Or, to not get a tie. Yes, the show’s groan-inducing you-made-it totem is a tie, in lieu of a rose. The conceit is made even weirder after Robert talks about how much he likes hairstylist Eric’s “childish” smile, then places a tie around his neck making the moment feel much more paternal than romantic. It’s awkward. Even more awkward might be the number of times the editors use the same clip of Lance Bass saying, “Robert has to make a difficult decision,” to try to heighten the stakes.
Ultimately Brodney’s shyness and Nick’s botched spray tan and propensity for anxiety sweat send them packing too.
With the gimmicky tie ritual and the overproduced music, it isn’t clear if this show will prove to be run-of-the-mill garbage or if it will be elevated into the ranks of high camp like RuPaul’s Drag Race. To paraphrase Susan Sontag, for something to truly be camp it can’t just be intentionally bad, it has to make an attempt at sincerity and fail. The ingredients are there as many of the suitors seem genuinely lonely and eager to fall in love in a way that feels more human than desperate. I’ll reserve my harsher judgements for later episodes.
In the meantime…
Who am I rooting for? Dillon because he seems sweet. Sam calls him “aggressive” but I think he’s just determined. Fun fact: he used to be a ballet dancer and earned his Eagle Scout when he was younger.
What worries me the most? At one point Robert talks about Brandon’s facial hair and says he likes “guys who are guys.” That felt a little masc-for-masc to me and made my stomach turn a little. More worrisome though is the way the show didn’t know what to do with Brandon’s and Paul’s weightier backstories. It’s been leaked that a cast member is HIV positive and I worry that the show might exploit this as a plot point rather than portray the revelation respectfully.
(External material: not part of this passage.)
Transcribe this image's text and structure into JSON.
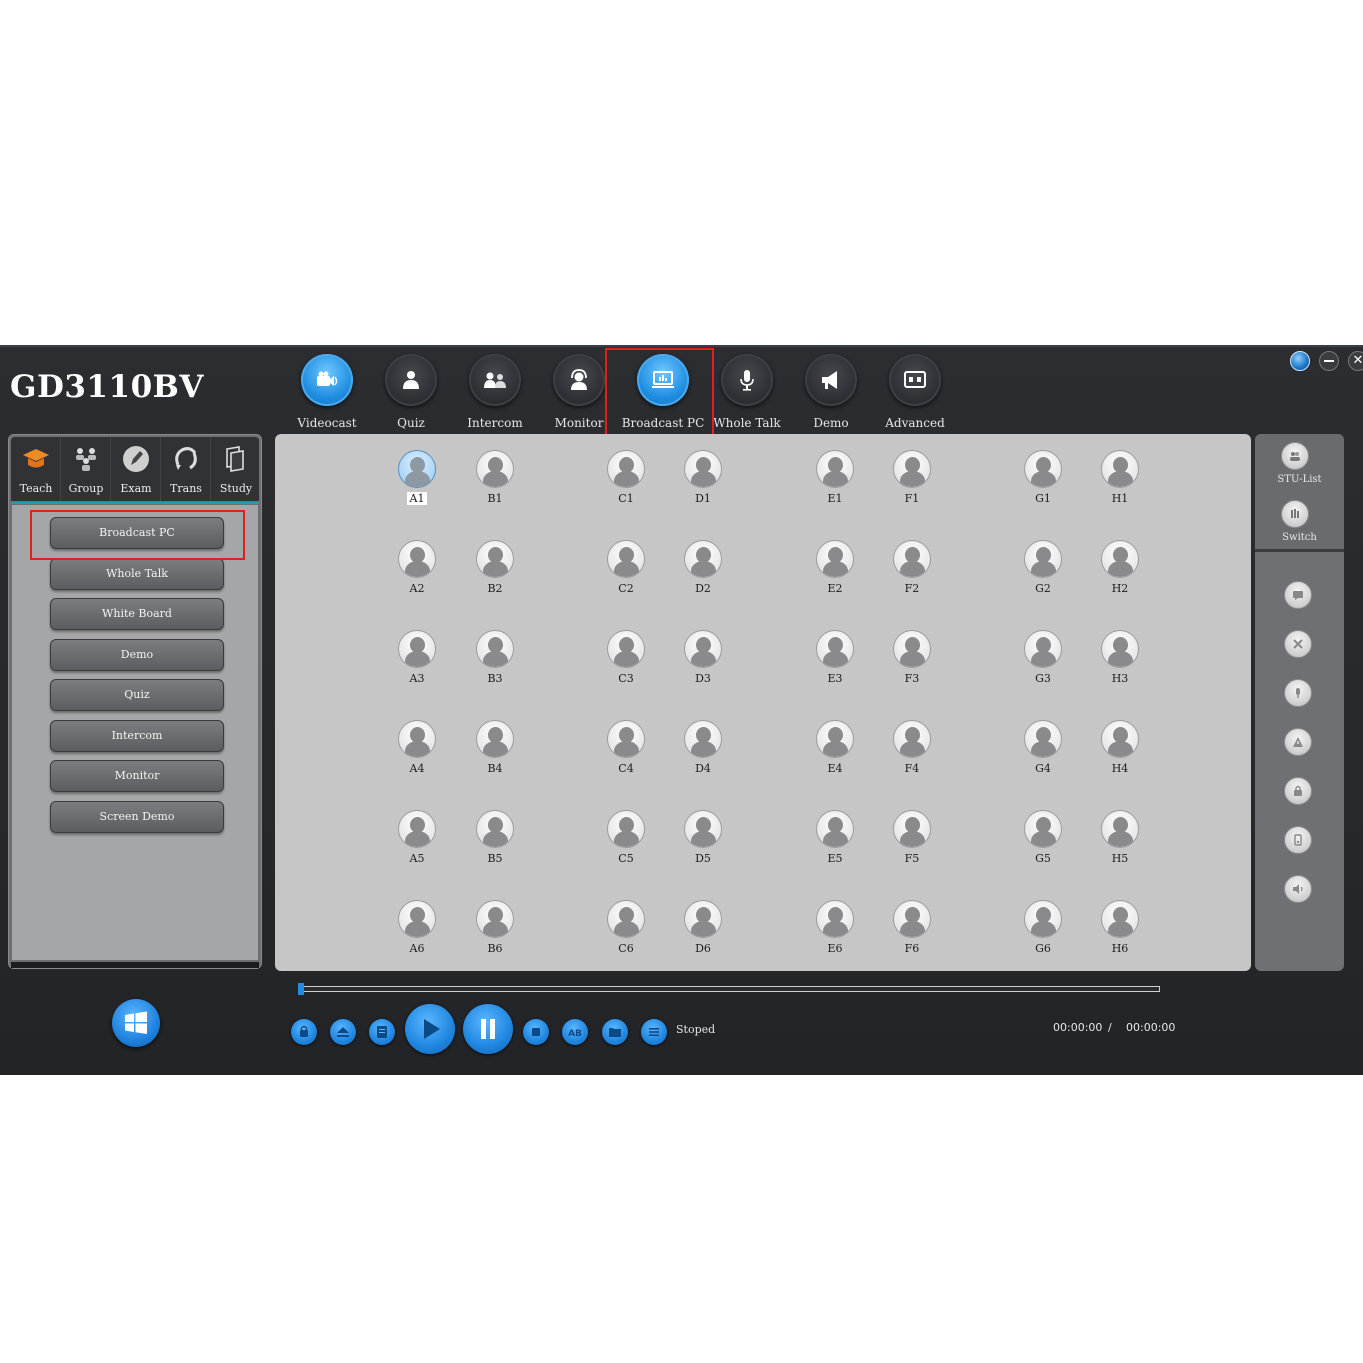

Thanks so much for reading, I hope you’ll tough it out with me and keep watching. Let me know what you thought in the comments section.
See you next week!